- [Exercise description]
The complete listing should be copied out exactly.
####################
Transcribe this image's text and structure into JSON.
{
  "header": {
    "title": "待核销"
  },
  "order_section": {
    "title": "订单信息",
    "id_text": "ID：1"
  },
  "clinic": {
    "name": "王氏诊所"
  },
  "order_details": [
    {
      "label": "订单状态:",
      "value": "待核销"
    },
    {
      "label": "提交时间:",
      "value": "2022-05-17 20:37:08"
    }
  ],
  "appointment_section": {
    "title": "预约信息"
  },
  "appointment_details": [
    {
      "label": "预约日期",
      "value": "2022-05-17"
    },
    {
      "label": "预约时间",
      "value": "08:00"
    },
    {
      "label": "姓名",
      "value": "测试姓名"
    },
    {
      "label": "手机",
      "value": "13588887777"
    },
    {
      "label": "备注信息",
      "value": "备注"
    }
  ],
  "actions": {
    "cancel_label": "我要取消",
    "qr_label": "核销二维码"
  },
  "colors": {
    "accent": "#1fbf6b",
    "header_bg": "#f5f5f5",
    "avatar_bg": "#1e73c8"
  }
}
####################
- [Output below]
Transcribe this image's text and structure into JSON.
{
  "header": {
    "title": "待核销"
  },
  "order_section": {
    "title": "订单信息",
    "id_text": "ID：1"
  },
  "clinic": {
    "name": "王氏诊所"
  },
  "order_details": [
    {
      "label": "订单状态:",
      "value": "待核销"
    },
    {
      "label": "提交时间:",
      "value": "2022-05-17 20:37:08"
    }
  ],
  "appointment_section": {
    "title": "预约信息"
  },
  "appointment_details": [
    {
      "label": "预约日期",
      "value": "2022-05-17"
    },
    {
      "label": "预约时间",
      "value": "08:00"
    },
    {
      "label": "姓名",
      "value": "测试姓名"
    },
    {
      "label": "手机",
      "value": "13588887777"
    },
    {
      "label": "备注信息",
      "value": "备注"
    }
  ],
  "actions": {
    "cancel_label": "我要取消",
    "qr_label": "核销二维码"
  },
  "colors": {
    "accent": "#1fbf6b",
    "header_bg": "#f5f5f5",
    "avatar_bg": "#1e73c8"
  }
}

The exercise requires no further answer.